2. Getting results when you're not playing well is how championships are won (which is a cliche, but cliches become cliches because they're true, which is another cliche, but...) and finally,
3. We played reasonably well anyway.

Keane was absolutely immense in midfield; he's come off worse in a couple of his recent battles with Gerrard (notably last season's Worthington cup final) but those were completely avenged this time round and every element of his game was present, correct and shiny. Tackling as crisp as ever, distribution precise, good anticipation, the raging will to win, leadership... I could go on, but I shouldn't. Man of the match stuff as always.
Giggs did get a little lucky with both the goals, but he'd spotted that Dudek had vulnerabilities and was probing at them well before then. cf. the 40-yard volley from Dudek's miskick. Heskey's miss, Silvestre's tackle, the penalty that wasn't that was and the City result all meant it was a good weekend to be a United fan.

A little while ago, I was in Steers, you know, the one behind Muindi Mbingu Street, paying for an immensely delicious and slightly overpriced Hero Steak Roll . I saw Binyavanga Wainaina, went over, introduced, and then made an arse of myself. The relevant bits of conversation went (very roughly) like this:

Me: hello, I'm a big fan of yours, congratulations on winning the Cain prize.
BW: Thank you, do you write yourself?
Me: [long, awkward, aphasic pause] What?, No, well, um, err, err, badly.
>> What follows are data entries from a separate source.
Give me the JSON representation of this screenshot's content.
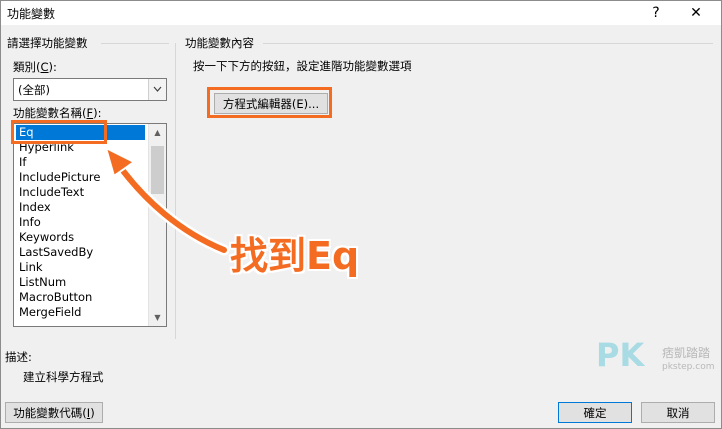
{
  "window": {
    "title": "功能變數",
    "help": "?",
    "close": "✕"
  },
  "left": {
    "group_label": "請選擇功能變數",
    "category_label": "類別(",
    "category_key": "C",
    "category_label_end": "):",
    "category_value": "(全部)",
    "names_label": "功能變數名稱(",
    "names_key": "F",
    "names_label_end": "):",
    "field_names": [
      "Eq",
      "Hyperlink",
      "If",
      "IncludePicture",
      "IncludeText",
      "Index",
      "Info",
      "Keywords",
      "LastSavedBy",
      "Link",
      "ListNum",
      "MacroButton",
      "MergeField"
    ],
    "selected_index": 0
  },
  "right": {
    "group_label": "功能變數內容",
    "instruction": "按一下下方的按鈕，設定進階功能變數選項",
    "editor_button": "方程式編輯器(E)..."
  },
  "description": {
    "label": "描述:",
    "text": "建立科學方程式"
  },
  "footer": {
    "field_codes_prefix": "功能變數代碼(",
    "field_codes_key": "I",
    "field_codes_suffix": ")",
    "ok": "確定",
    "cancel": "取消"
  },
  "annotation": {
    "callout_text": "找到Eq",
    "accent_color": "#f36c21"
  },
  "watermark": {
    "brand": "PK",
    "name": "痞凱踏踏",
    "url": "pkstep.com"
  }
}
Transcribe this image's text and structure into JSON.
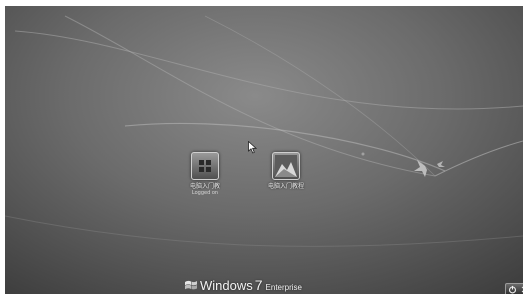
{
  "users": [
    {
      "name": "电脑入门教",
      "status": "Logged on",
      "icon": "windows-logo-icon"
    },
    {
      "name": "电脑入门教程",
      "status": "",
      "icon": "user-photo-icon"
    }
  ],
  "branding": {
    "windows": "Windows",
    "version": "7",
    "edition": "Enterprise"
  },
  "shutdown": {
    "icon": "power-icon",
    "menu_icon": "chevron-right-icon"
  },
  "colors": {
    "background": "#6b6b6b",
    "text": "#ececec"
  }
}
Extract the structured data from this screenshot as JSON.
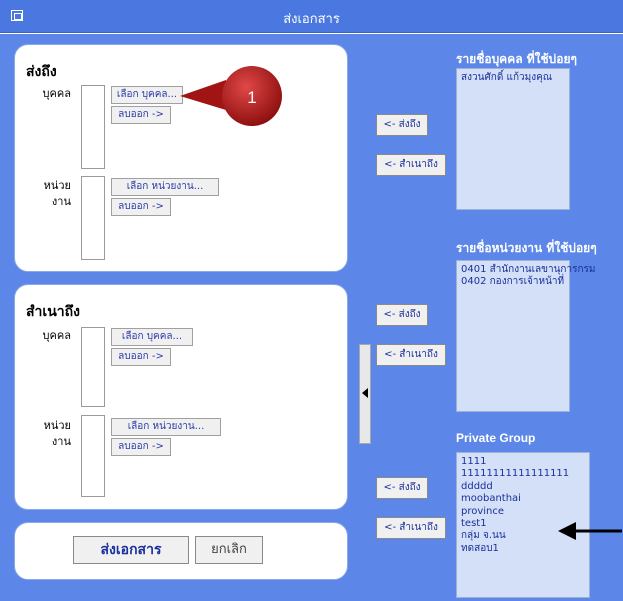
{
  "window": {
    "title": "ส่งเอกสาร"
  },
  "send_to": {
    "heading": "ส่งถึง",
    "person_label": "บุคคล",
    "unit_label_1": "หน่วย",
    "unit_label_2": "งาน",
    "select_person_button": "เลือก บุคคล...",
    "remove_person_button": "ลบออก ->",
    "select_unit_button": "เลือก หน่วยงาน...",
    "remove_unit_button": "ลบออก ->"
  },
  "copy_to": {
    "heading": "สำเนาถึง",
    "person_label": "บุคคล",
    "unit_label_1": "หน่วย",
    "unit_label_2": "งาน",
    "select_person_button": "เลือก บุคคล...",
    "remove_person_button": "ลบออก ->",
    "select_unit_button": "เลือก หน่วยงาน...",
    "remove_unit_button": "ลบออก ->"
  },
  "actions": {
    "send_button": "ส่งเอกสาร",
    "cancel_button": "ยกเลิก"
  },
  "middle": {
    "send_to_button": "<- ส่งถึง",
    "copy_to_button": "<- สำเนาถึง",
    "splitter_icon": "triangle-left-icon"
  },
  "frequent_people": {
    "header": "รายชื่อบุคคล ที่ใช้บ่อยๆ",
    "items": [
      "สงวนศักดิ์ แก้วมุงคุณ"
    ]
  },
  "frequent_units": {
    "header": "รายชื่อหน่วยงาน ที่ใช้บ่อยๆ",
    "items": [
      "0401 สำนักงานเลขานุการกรม",
      "0402 กองการเจ้าหน้าที่"
    ]
  },
  "private_group": {
    "header": "Private Group",
    "items": [
      "1111",
      "11111111111111111",
      "ddddd",
      "moobanthai",
      "province",
      "test1",
      "กลุ่ม จ.นน",
      "ทดสอบ1"
    ]
  },
  "annotation": {
    "callout_number": "1",
    "callout_color": "#b01818",
    "arrow_color": "#000000"
  },
  "colors": {
    "titlebar": "#4a78e0",
    "background": "#5c87e8",
    "list_bg": "#d4e0f8",
    "link_text": "#1a2f9c"
  }
}
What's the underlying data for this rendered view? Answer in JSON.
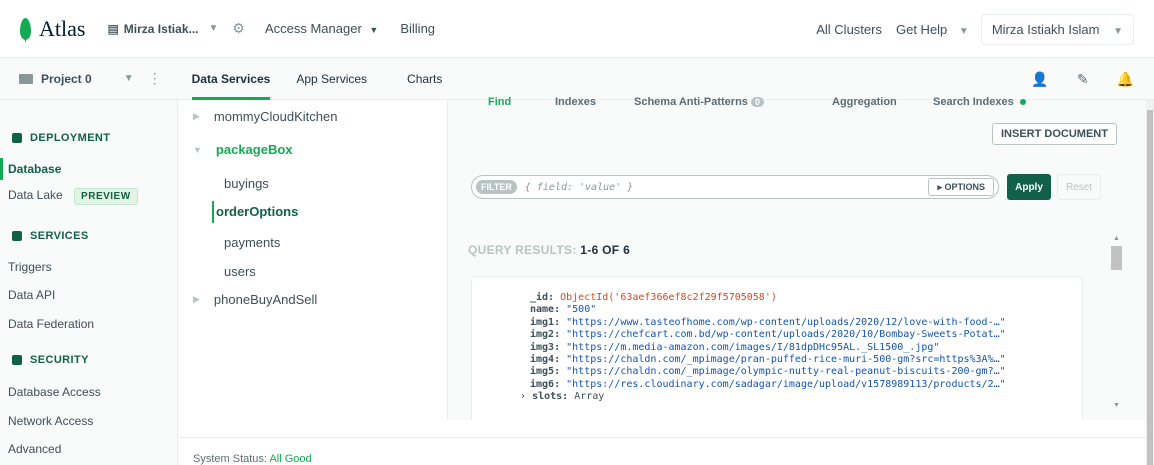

All this is by way of the fact that this guy is probably Kenya's best young(ish) writer as a little glance at these stories here will show.
And he's only recently got a new literary mag started. It's called Kwani and is the first of it's kind in Kenya for years. This is A Good Thing, maybe even a sign that the culture is coming of age; or at least that it's sufficiently self-confident and has the requisite critical mass of unemployed literary people for this to happen. At any rate, we were hugely overdue a showcase for quality Kenyan writing, which there is a great deal of. (Witness Yvonne Adhiambo Owuor's story which won her this year's Caine prize and is published in Kwani.)
No heavy-duty cultural analysis here, but I will be buying any copies I can find and you too might care to see what all the fuss is about.

There's a good (OK, slightly clueless) report about all this here.

Thursday, November 06, 2003

Why mathematicians and philosophers ought to be banned from pubs...

From the November 6th times letters page at:,,59-882044,00.html

Flipping marvels
From Mr Dennis Orton

Sir, Beermats will now flip more accurately (report, November 3). I also think they should have something interesting written on them.
When teaching (Bertrand) Russell’s Paradox I often suggested a beermat with on side A: “The statement on the other side is false” and on side B: “The statement on the other side is true”.

Yours faithfully,
(Head of mathematics, The Portsmouth Grammar School, 1977-96),
Spring Cottage, 5 Weston Lane,
Weston, Hampshire GU32 3NL.
November 4.

yes, well. Five (count them!!) months without a post must be some kind of record for a blog. I am however back, and will continue to trouble your eyes with all manner of inane observations.

Somebody's been gazetted; there are now no legal obstacles to him practicing law... Shurely shome mishtake?? Anyway, congratulations are in order, Mr. K.
why oh why won't you publish, you damned thing??!!